Extracted data
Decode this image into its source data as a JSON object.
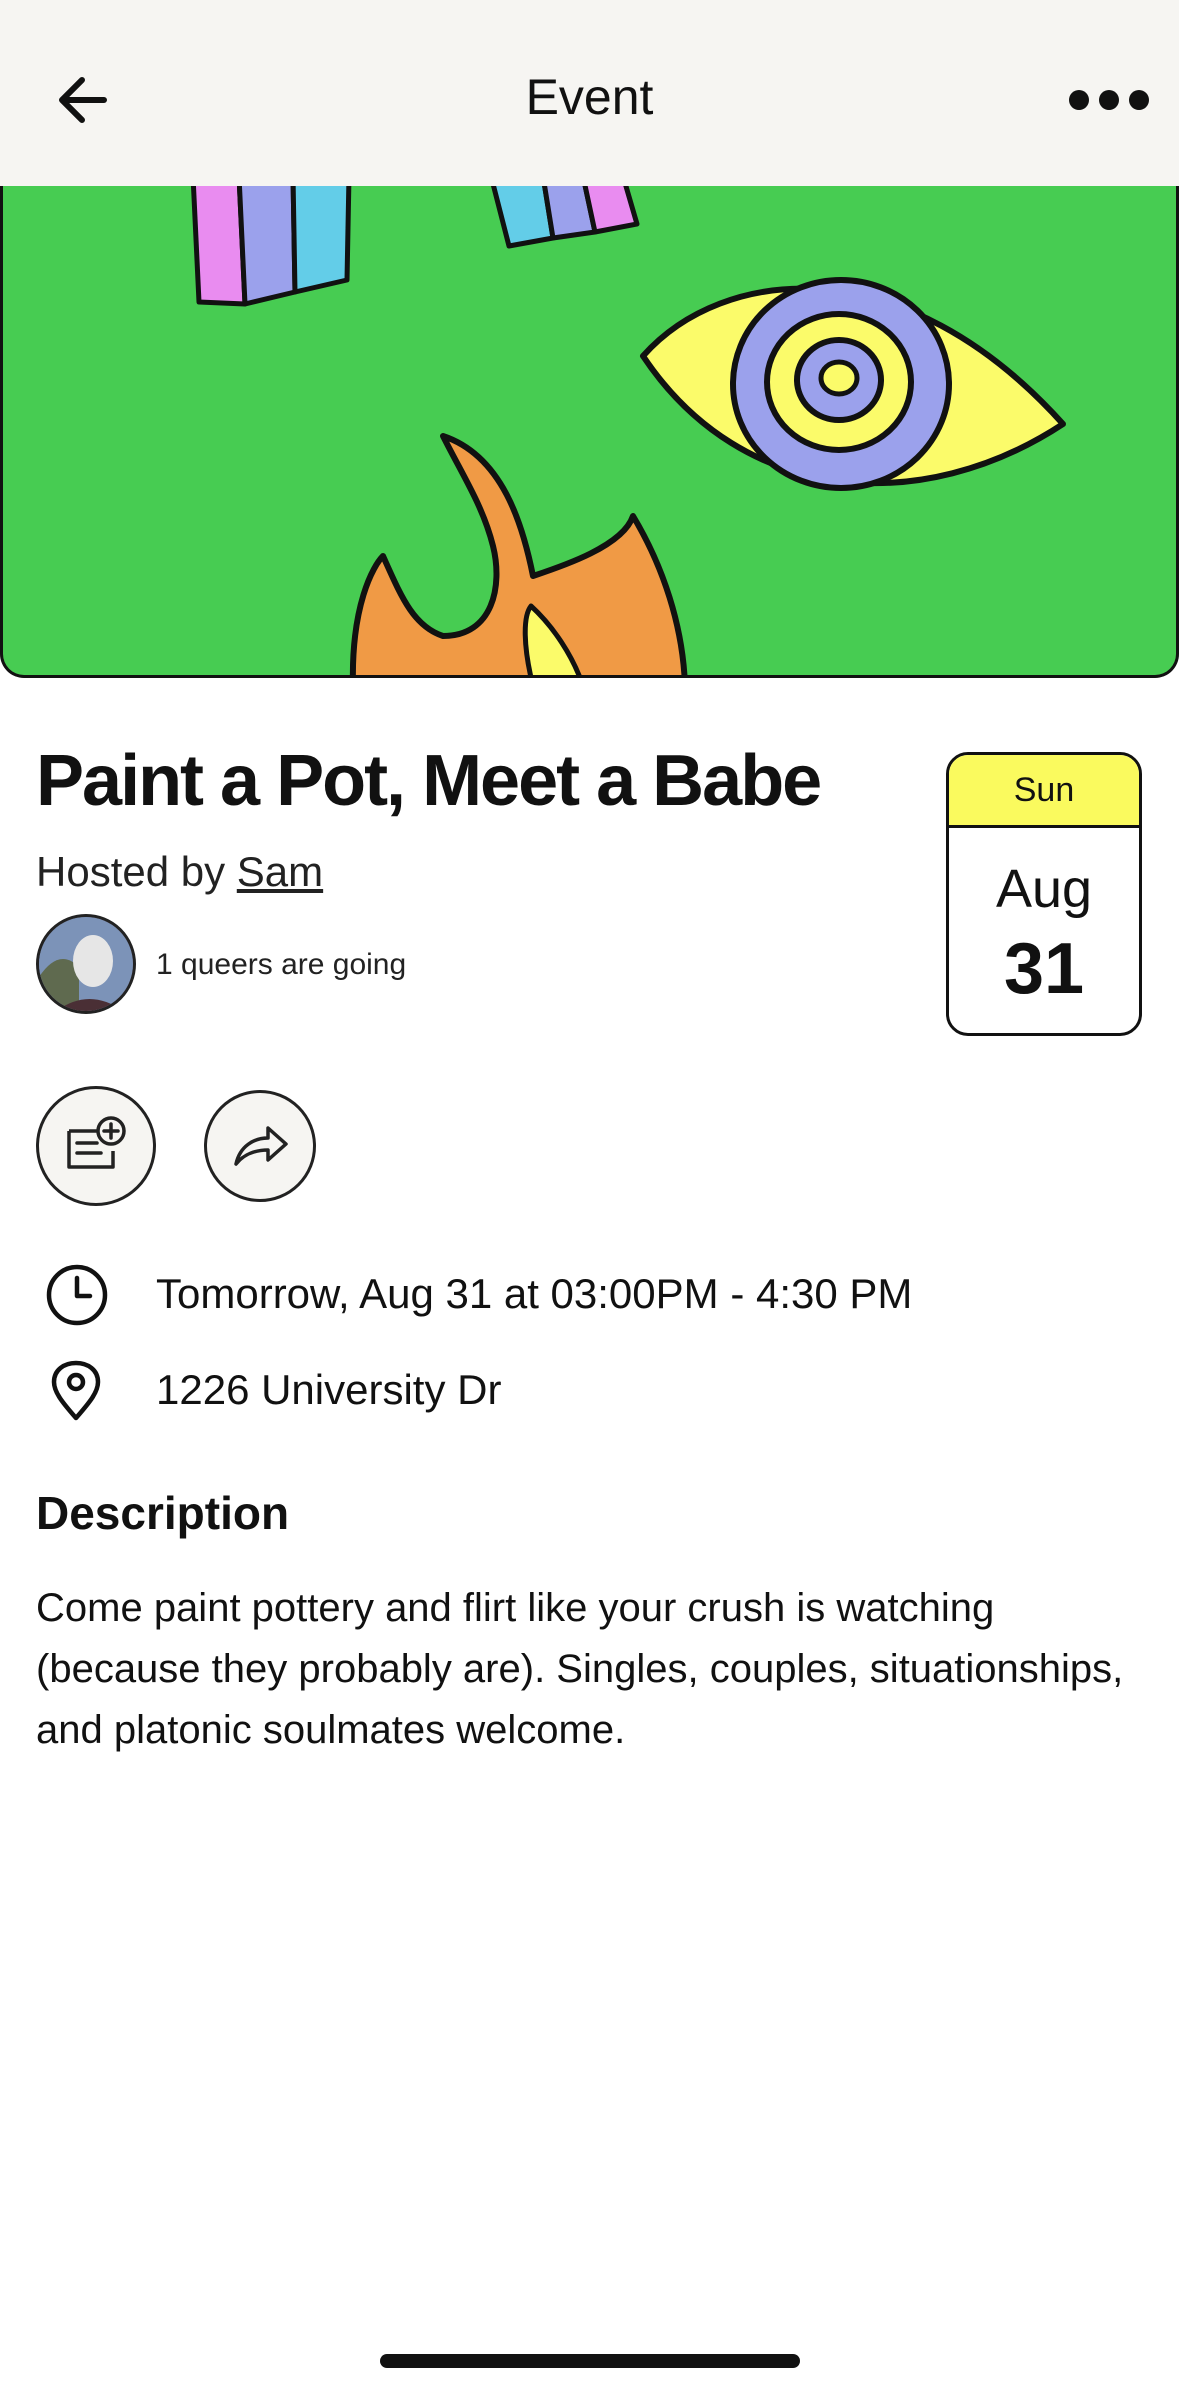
{
  "header": {
    "title": "Event",
    "back_icon": "arrow-left-icon",
    "more_icon": "more-horizontal-icon"
  },
  "colors": {
    "banner_bg": "#47cc52",
    "date_header": "#fafa5e",
    "header_bg": "#f6f5f2"
  },
  "event": {
    "title": "Paint a Pot, Meet a Babe",
    "hosted_prefix": "Hosted by ",
    "host_name": "Sam",
    "attendees_text": "1 queers are going",
    "date": {
      "weekday": "Sun",
      "month": "Aug",
      "day": "31"
    }
  },
  "actions": {
    "add_icon": "add-to-calendar-icon",
    "share_icon": "share-icon"
  },
  "details": {
    "time": "Tomorrow, Aug 31 at 03:00PM - 4:30 PM",
    "location": "1226 University Dr"
  },
  "description": {
    "heading": "Description",
    "body": "Come paint pottery and flirt like your crush is watching (because they probably are). Singles, couples, situationships, and platonic soulmates welcome."
  }
}
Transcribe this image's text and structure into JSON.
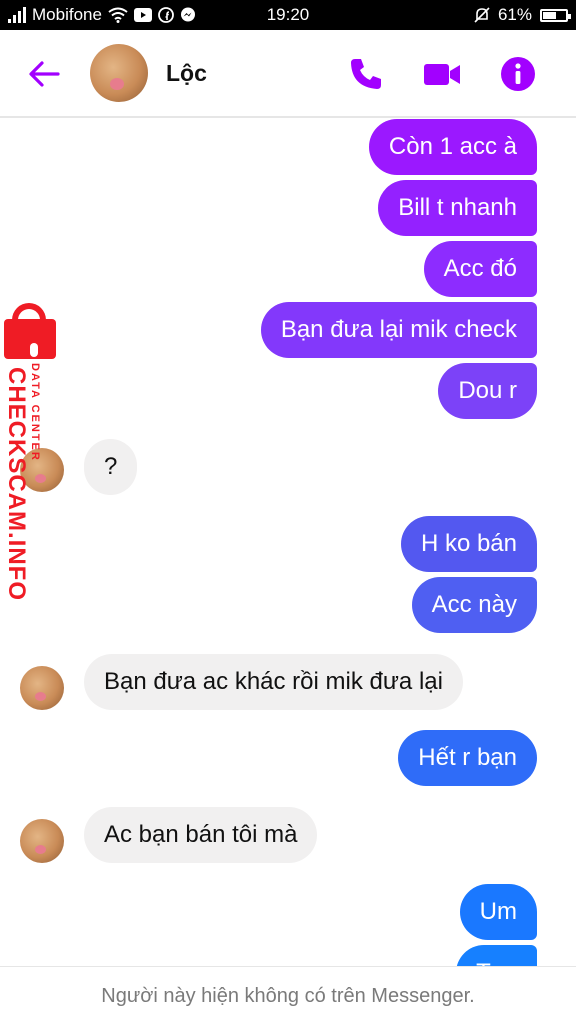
{
  "status_bar": {
    "carrier": "Mobifone",
    "time": "19:20",
    "battery": "61%",
    "battery_level": 0.61,
    "icons": [
      "signal-icon",
      "wifi-icon",
      "youtube-icon",
      "facebook-icon",
      "messenger-icon",
      "mute-icon",
      "battery-icon"
    ]
  },
  "header": {
    "contact_name": "Lộc",
    "accent_color": "#a200ff",
    "icons": [
      "back-arrow-icon",
      "phone-icon",
      "video-camera-icon",
      "info-icon"
    ]
  },
  "messages": [
    {
      "dir": "sent",
      "text": "Còn 1 acc à",
      "color": "#9b18ff"
    },
    {
      "dir": "sent",
      "text": "Bill t nhanh",
      "color": "#9421ff"
    },
    {
      "dir": "sent",
      "text": "Acc đó",
      "color": "#8d2cff"
    },
    {
      "dir": "sent",
      "text": "Bạn đưa lại mik check",
      "color": "#8338fb"
    },
    {
      "dir": "sent",
      "text": "Dou r",
      "color": "#7c42f8"
    },
    {
      "dir": "received",
      "text": "?"
    },
    {
      "dir": "sent",
      "text": "H ko bán",
      "color": "#5358f0"
    },
    {
      "dir": "sent",
      "text": "Acc này",
      "color": "#4f5ff2"
    },
    {
      "dir": "received",
      "text": "Bạn đưa ac khác rồi mik đưa lại"
    },
    {
      "dir": "sent",
      "text": "Hết r bạn",
      "color": "#2f6cf8"
    },
    {
      "dir": "received",
      "text": "Ac bạn bán tôi mà"
    },
    {
      "dir": "sent",
      "text": "Um",
      "color": "#1a78ff"
    },
    {
      "dir": "sent",
      "text": "T ...",
      "color": "#1680ff"
    }
  ],
  "watermark": {
    "big_text": "CHECKSCAM.INFO",
    "small_text": "DATA CENTER",
    "color": "#ef1c25"
  },
  "footer": {
    "notice": "Người này hiện không có trên Messenger."
  }
}
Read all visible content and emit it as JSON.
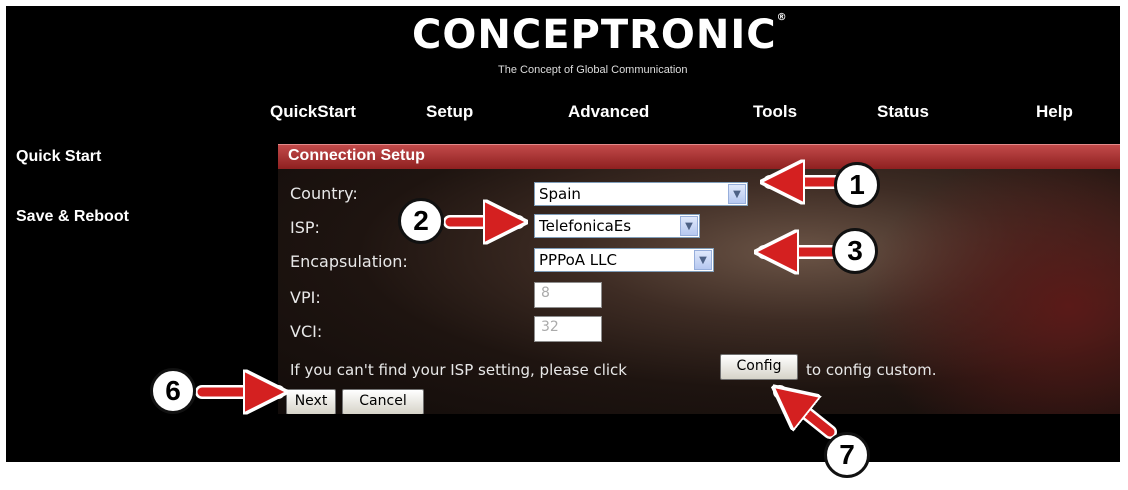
{
  "header": {
    "logo": "CONCEPTRONIC",
    "logo_mark": "®",
    "tagline": "The Concept of Global Communication"
  },
  "nav": [
    "QuickStart",
    "Setup",
    "Advanced",
    "Tools",
    "Status",
    "Help"
  ],
  "sidebar": {
    "items": [
      {
        "label": "Quick Start"
      },
      {
        "label": "Save & Reboot"
      }
    ]
  },
  "section": {
    "title": "Connection Setup"
  },
  "form": {
    "country": {
      "label": "Country:",
      "value": "Spain"
    },
    "isp": {
      "label": "ISP:",
      "value": "TelefonicaEs"
    },
    "encapsulation": {
      "label": "Encapsulation:",
      "value": "PPPoA LLC"
    },
    "vpi": {
      "label": "VPI:",
      "value": "8"
    },
    "vci": {
      "label": "VCI:",
      "value": "32"
    },
    "message_before": "If you can't find your ISP setting, please click",
    "config_button": "Config",
    "message_after": "to config custom.",
    "next_button": "Next",
    "cancel_button": "Cancel"
  },
  "callouts": [
    "1",
    "2",
    "3",
    "6",
    "7"
  ],
  "colors": {
    "section_bar": "#b03333",
    "background": "#000000",
    "arrow": "#d42020"
  }
}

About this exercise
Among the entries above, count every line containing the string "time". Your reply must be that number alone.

Task output
2